The general rule of thumb for everything guitar related is if it feels good and works well, do it.

I disagree.

"Proper" technique (which is usually one finger per fret, so if you're playing octaves two frets apart you'd use your index and ring or middle and pinkie) exist for a reason. In this case, the issue is as you speed up, one-finger-per-fret makes it easier to keep track of where your fingers are without conscious thought.

Lots of beginners pick up bad habits because it feels better. A great example of this would be developing pinkie strength. Left to their own devices, most beginners would never develop the necessary finger strength because the way you get it to "feel good" is by playing through it feeling and sounding awkward.

The other thing about good technique is you want to develop habits that don't have to change when what you play changes. So, for example, now you're playing octaves and that's fine. But what if sometimes you embellish those octaves with the note one fret up, a little hendrixy hammer-on pull-off trill?

Now, all of a sudden, you have to re-learn how to do your octaves.

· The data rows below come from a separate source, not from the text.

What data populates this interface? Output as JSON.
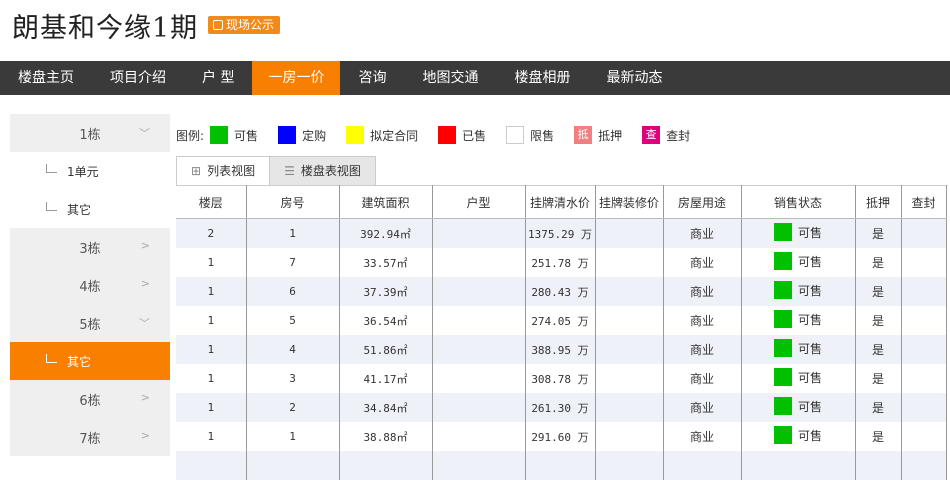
{
  "header": {
    "title": "朗基和今缘1期",
    "badge": "现场公示"
  },
  "nav": [
    {
      "label": "楼盘主页",
      "active": false
    },
    {
      "label": "项目介绍",
      "active": false
    },
    {
      "label": "户 型",
      "active": false
    },
    {
      "label": "一房一价",
      "active": true
    },
    {
      "label": "咨询",
      "active": false
    },
    {
      "label": "地图交通",
      "active": false
    },
    {
      "label": "楼盘相册",
      "active": false
    },
    {
      "label": "最新动态",
      "active": false
    }
  ],
  "sidebar": [
    {
      "type": "building",
      "label": "1栋",
      "chev": "﹀"
    },
    {
      "type": "unit",
      "label": "1单元",
      "active": false
    },
    {
      "type": "unit",
      "label": "其它",
      "active": false
    },
    {
      "type": "building",
      "label": "3栋",
      "chev": ">"
    },
    {
      "type": "building",
      "label": "4栋",
      "chev": ">"
    },
    {
      "type": "building",
      "label": "5栋",
      "chev": "﹀"
    },
    {
      "type": "unit",
      "label": "其它",
      "active": true
    },
    {
      "type": "building",
      "label": "6栋",
      "chev": ">"
    },
    {
      "type": "building",
      "label": "7栋",
      "chev": ">"
    }
  ],
  "legend": {
    "label": "图例:",
    "items": [
      {
        "label": "可售",
        "color": "#00c000",
        "text": ""
      },
      {
        "label": "定购",
        "color": "#0000ff",
        "text": ""
      },
      {
        "label": "拟定合同",
        "color": "#ffff00",
        "text": ""
      },
      {
        "label": "已售",
        "color": "#ff0000",
        "text": ""
      },
      {
        "label": "限售",
        "color": "#ffffff",
        "text": ""
      },
      {
        "label": "抵押",
        "color": "#f08080",
        "text": "抵"
      },
      {
        "label": "查封",
        "color": "#e0007a",
        "text": "查"
      }
    ]
  },
  "tabs": [
    {
      "label": "列表视图",
      "selected": false,
      "icon": "grid-icon"
    },
    {
      "label": "楼盘表视图",
      "selected": true,
      "icon": "list-icon"
    }
  ],
  "table": {
    "columns": [
      "楼层",
      "房号",
      "建筑面积",
      "户型",
      "挂牌清水价",
      "挂牌装修价",
      "房屋用途",
      "销售状态",
      "抵押",
      "查封"
    ],
    "rows": [
      {
        "floor": "2",
        "room": "1",
        "area": "392.94㎡",
        "type": "",
        "price": "1375.29 万",
        "deco": "",
        "use": "商业",
        "status": "可售",
        "mortgage": "是",
        "seal": ""
      },
      {
        "floor": "1",
        "room": "7",
        "area": "33.57㎡",
        "type": "",
        "price": "251.78 万",
        "deco": "",
        "use": "商业",
        "status": "可售",
        "mortgage": "是",
        "seal": ""
      },
      {
        "floor": "1",
        "room": "6",
        "area": "37.39㎡",
        "type": "",
        "price": "280.43 万",
        "deco": "",
        "use": "商业",
        "status": "可售",
        "mortgage": "是",
        "seal": ""
      },
      {
        "floor": "1",
        "room": "5",
        "area": "36.54㎡",
        "type": "",
        "price": "274.05 万",
        "deco": "",
        "use": "商业",
        "status": "可售",
        "mortgage": "是",
        "seal": ""
      },
      {
        "floor": "1",
        "room": "4",
        "area": "51.86㎡",
        "type": "",
        "price": "388.95 万",
        "deco": "",
        "use": "商业",
        "status": "可售",
        "mortgage": "是",
        "seal": ""
      },
      {
        "floor": "1",
        "room": "3",
        "area": "41.17㎡",
        "type": "",
        "price": "308.78 万",
        "deco": "",
        "use": "商业",
        "status": "可售",
        "mortgage": "是",
        "seal": ""
      },
      {
        "floor": "1",
        "room": "2",
        "area": "34.84㎡",
        "type": "",
        "price": "261.30 万",
        "deco": "",
        "use": "商业",
        "status": "可售",
        "mortgage": "是",
        "seal": ""
      },
      {
        "floor": "1",
        "room": "1",
        "area": "38.88㎡",
        "type": "",
        "price": "291.60 万",
        "deco": "",
        "use": "商业",
        "status": "可售",
        "mortgage": "是",
        "seal": ""
      },
      {
        "floor": "",
        "room": "",
        "area": "",
        "type": "",
        "price": "",
        "deco": "",
        "use": "",
        "status": "",
        "mortgage": "",
        "seal": ""
      }
    ]
  }
}
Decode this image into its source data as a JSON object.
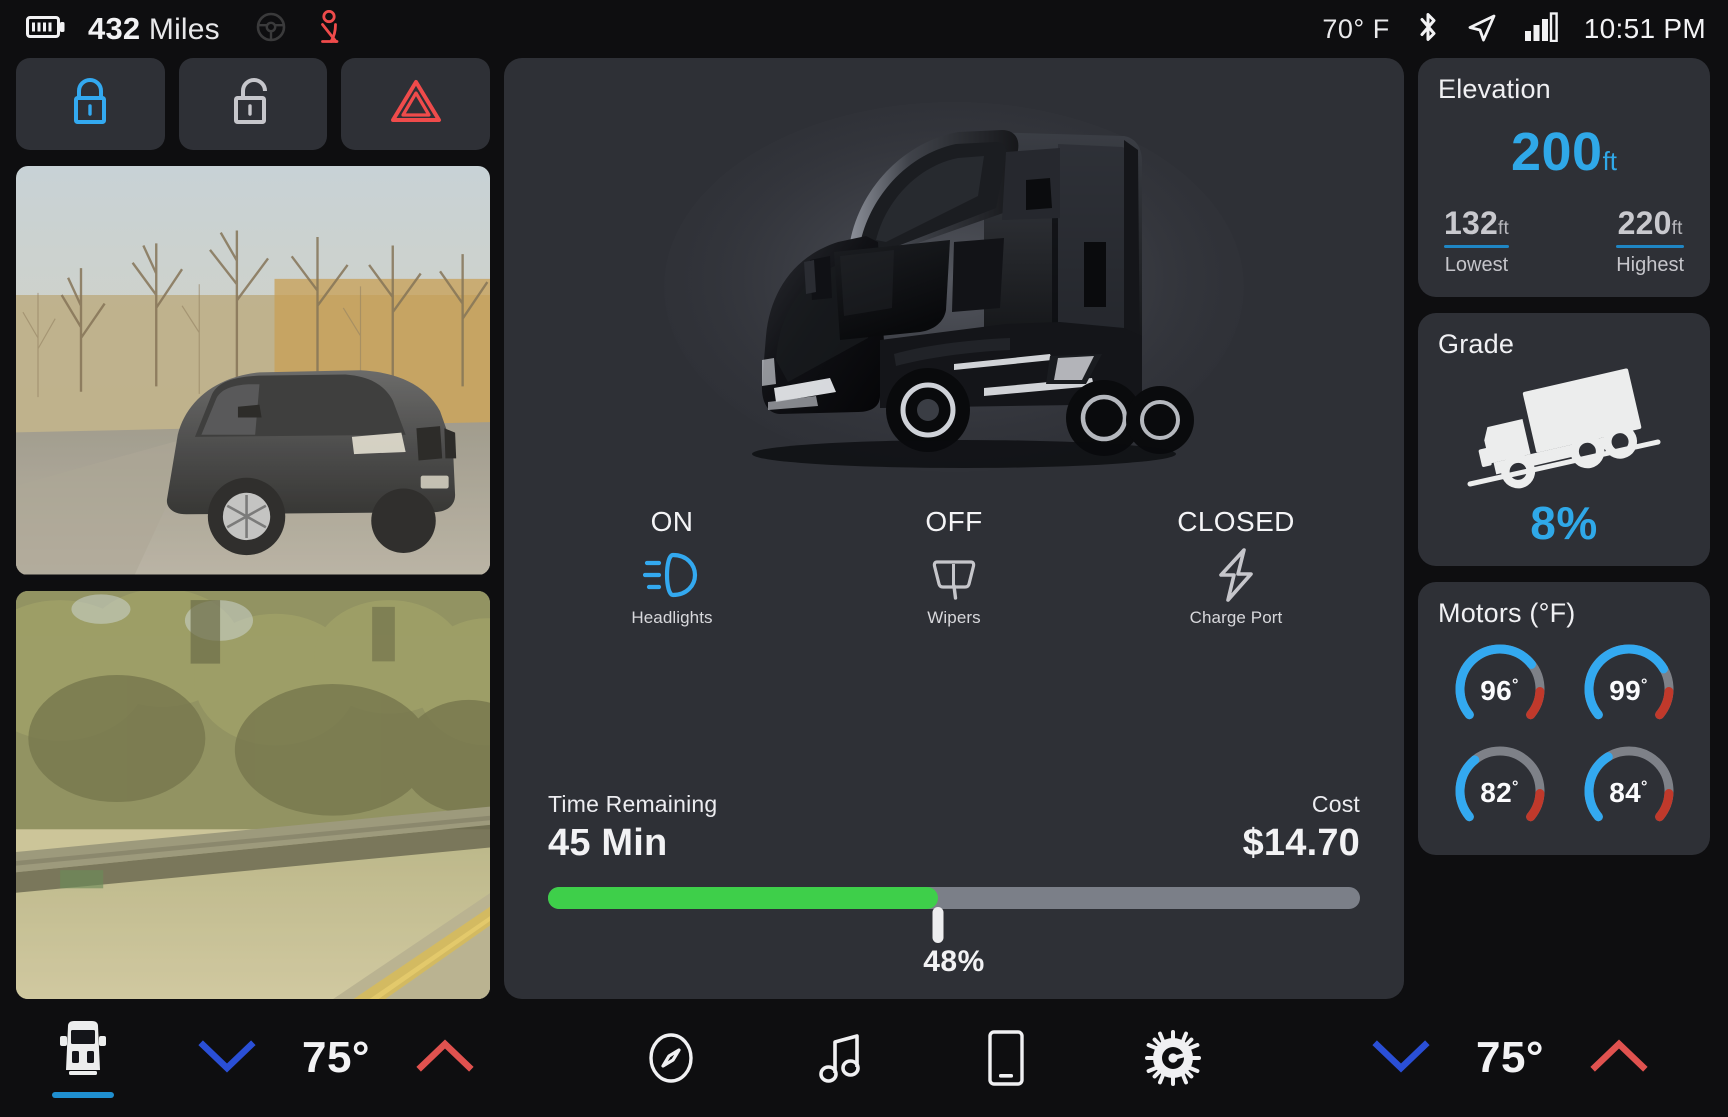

Lots of people internalize bad technique, and some are incredibly successful with it. (James Jamerson had horrible right-hand technique on the bass - didn't stop him from being the greatest bassist of all time). But if you're asking the question, and you actually want to know the right way to play it, well, there's an answer to that.